I do hope you have enjoyed todays blog, and I hope you will stop by again for a visit. I always enjoy sharing my stories with you. Have a great day
Tuesday, September 02, 2008
I have been reading a book called scattered to the wind by Carl A Brasseaux, and the book talks about all the Acadians affected by the Deportation in 1755, there are stories that are so very touching such as the acadians living in poverty in parts of France. And even closer to home, in the book the following article is written;
Under the leadership of Abbe Le Guerne , most of the refugees along the upper coast made their way to the Miramichi area. Having fled their homes with little more than the clothes on their backs, these refugees, many of whom were women whoes husbands had already been sent into exile from Beaubassin, lacked adequate shelter, food and clothing. Pierre de Rigaud the marquis de Vaudreille governor of Canada described their plight;
"Acadian mothers see their babies die at the breast not having wherewith to nourish them. The majority of the people cannot appear abroad for want of clothes to cover their nakedness. Many have died. The number of the sick is considerable, and those convelescent cannot regain their strength on account of the wretched quality of their food, being often under the necessity of eating horse meat extremely lean sea cow and skins of oxen. Such of the state of the Acadians".
Starvation, exposure and disease claimed hundreds of Miramichi Acadians during their first winter in exile. Many of the survivors fled to Quebec the following spring.
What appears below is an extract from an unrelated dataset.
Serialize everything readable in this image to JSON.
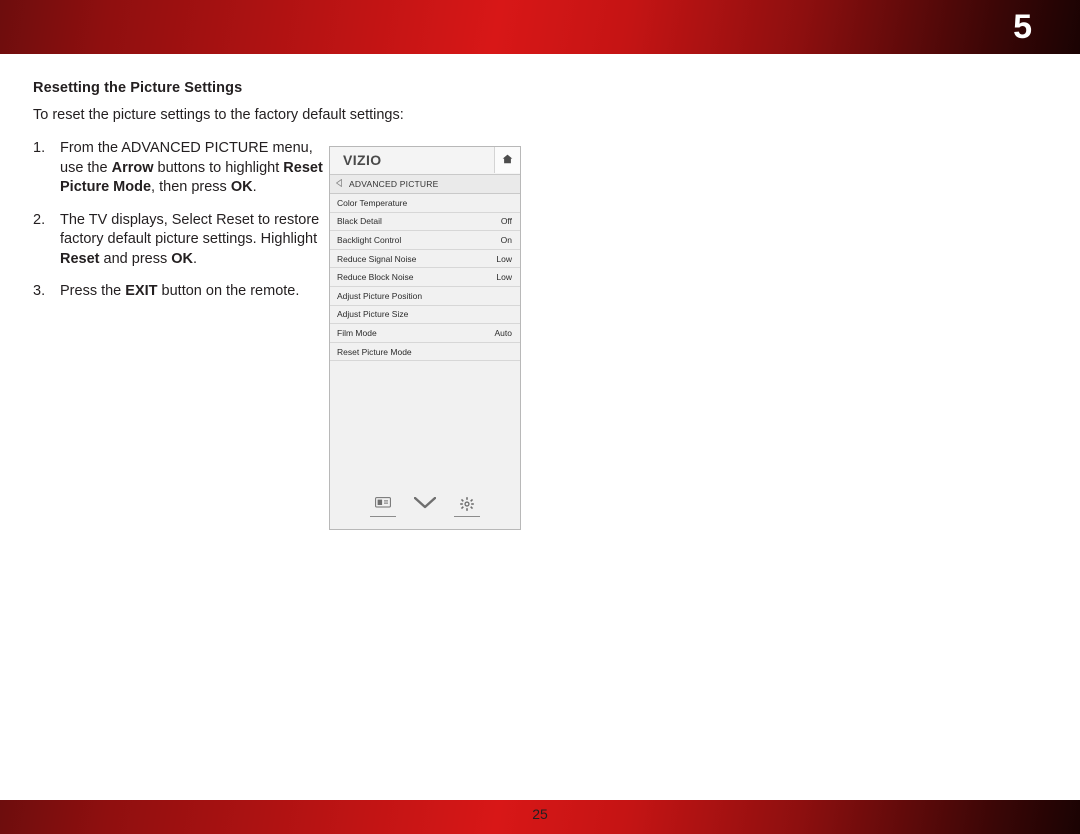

The book talks about the Acadians in Saint Domingue, and St Pierre de Miquelon, Louisiana and more. Very interesting reading.
Well I enjoyed your visit, do drop in again, you never know what my blog will be about next time.smile.
Have a great day.